» ASSIGNMENT
Nothing but the entries, copied exactly, should appear in the response.
DATASET CONTENT Block Start
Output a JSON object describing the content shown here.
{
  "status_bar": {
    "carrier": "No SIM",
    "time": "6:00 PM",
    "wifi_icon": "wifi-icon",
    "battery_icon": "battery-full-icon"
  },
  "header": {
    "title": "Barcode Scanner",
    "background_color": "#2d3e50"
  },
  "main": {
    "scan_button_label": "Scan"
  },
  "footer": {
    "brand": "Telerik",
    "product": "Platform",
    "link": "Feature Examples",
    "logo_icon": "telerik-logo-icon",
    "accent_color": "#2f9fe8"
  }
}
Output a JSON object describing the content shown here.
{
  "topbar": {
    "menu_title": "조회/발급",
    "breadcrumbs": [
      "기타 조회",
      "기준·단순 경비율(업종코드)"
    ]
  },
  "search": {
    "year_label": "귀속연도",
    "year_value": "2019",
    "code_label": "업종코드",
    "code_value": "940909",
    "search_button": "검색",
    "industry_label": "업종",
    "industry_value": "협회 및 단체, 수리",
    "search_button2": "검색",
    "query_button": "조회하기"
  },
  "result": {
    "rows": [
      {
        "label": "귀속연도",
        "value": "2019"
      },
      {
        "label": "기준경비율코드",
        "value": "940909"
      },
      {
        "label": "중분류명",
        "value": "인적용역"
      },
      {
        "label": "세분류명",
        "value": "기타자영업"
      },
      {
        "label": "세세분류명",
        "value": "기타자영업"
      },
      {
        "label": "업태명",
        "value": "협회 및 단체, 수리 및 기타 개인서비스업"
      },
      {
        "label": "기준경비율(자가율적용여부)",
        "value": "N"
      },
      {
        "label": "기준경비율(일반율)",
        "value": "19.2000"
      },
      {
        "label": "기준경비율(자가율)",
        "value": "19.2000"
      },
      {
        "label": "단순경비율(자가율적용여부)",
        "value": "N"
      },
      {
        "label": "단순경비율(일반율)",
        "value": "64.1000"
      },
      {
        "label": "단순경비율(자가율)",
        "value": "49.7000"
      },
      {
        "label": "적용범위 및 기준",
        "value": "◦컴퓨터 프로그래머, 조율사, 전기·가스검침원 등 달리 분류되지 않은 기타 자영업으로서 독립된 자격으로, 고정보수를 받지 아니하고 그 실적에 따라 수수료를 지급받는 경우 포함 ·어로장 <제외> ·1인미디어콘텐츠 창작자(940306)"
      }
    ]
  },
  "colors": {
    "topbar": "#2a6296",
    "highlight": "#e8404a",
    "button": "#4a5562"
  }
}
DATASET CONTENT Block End
» PROBLEM SOLUTION
Output a JSON object describing the content shown here.
{
  "status_bar": {
    "carrier": "No SIM",
    "time": "6:00 PM",
    "wifi_icon": "wifi-icon",
    "battery_icon": "battery-full-icon"
  },
  "header": {
    "title": "Barcode Scanner",
    "background_color": "#2d3e50"
  },
  "main": {
    "scan_button_label": "Scan"
  },
  "footer": {
    "brand": "Telerik",
    "product": "Platform",
    "link": "Feature Examples",
    "logo_icon": "telerik-logo-icon",
    "accent_color": "#2f9fe8"
  }
}
Output a JSON object describing the content shown here.
{
  "topbar": {
    "menu_title": "조회/발급",
    "breadcrumbs": [
      "기타 조회",
      "기준·단순 경비율(업종코드)"
    ]
  },
  "search": {
    "year_label": "귀속연도",
    "year_value": "2019",
    "code_label": "업종코드",
    "code_value": "940909",
    "search_button": "검색",
    "industry_label": "업종",
    "industry_value": "협회 및 단체, 수리",
    "search_button2": "검색",
    "query_button": "조회하기"
  },
  "result": {
    "rows": [
      {
        "label": "귀속연도",
        "value": "2019"
      },
      {
        "label": "기준경비율코드",
        "value": "940909"
      },
      {
        "label": "중분류명",
        "value": "인적용역"
      },
      {
        "label": "세분류명",
        "value": "기타자영업"
      },
      {
        "label": "세세분류명",
        "value": "기타자영업"
      },
      {
        "label": "업태명",
        "value": "협회 및 단체, 수리 및 기타 개인서비스업"
      },
      {
        "label": "기준경비율(자가율적용여부)",
        "value": "N"
      },
      {
        "label": "기준경비율(일반율)",
        "value": "19.2000"
      },
      {
        "label": "기준경비율(자가율)",
        "value": "19.2000"
      },
      {
        "label": "단순경비율(자가율적용여부)",
        "value": "N"
      },
      {
        "label": "단순경비율(일반율)",
        "value": "64.1000"
      },
      {
        "label": "단순경비율(자가율)",
        "value": "49.7000"
      },
      {
        "label": "적용범위 및 기준",
        "value": "◦컴퓨터 프로그래머, 조율사, 전기·가스검침원 등 달리 분류되지 않은 기타 자영업으로서 독립된 자격으로, 고정보수를 받지 아니하고 그 실적에 따라 수수료를 지급받는 경우 포함 ·어로장 <제외> ·1인미디어콘텐츠 창작자(940306)"
      }
    ]
  },
  "colors": {
    "topbar": "#2a6296",
    "highlight": "#e8404a",
    "button": "#4a5562"
  }
}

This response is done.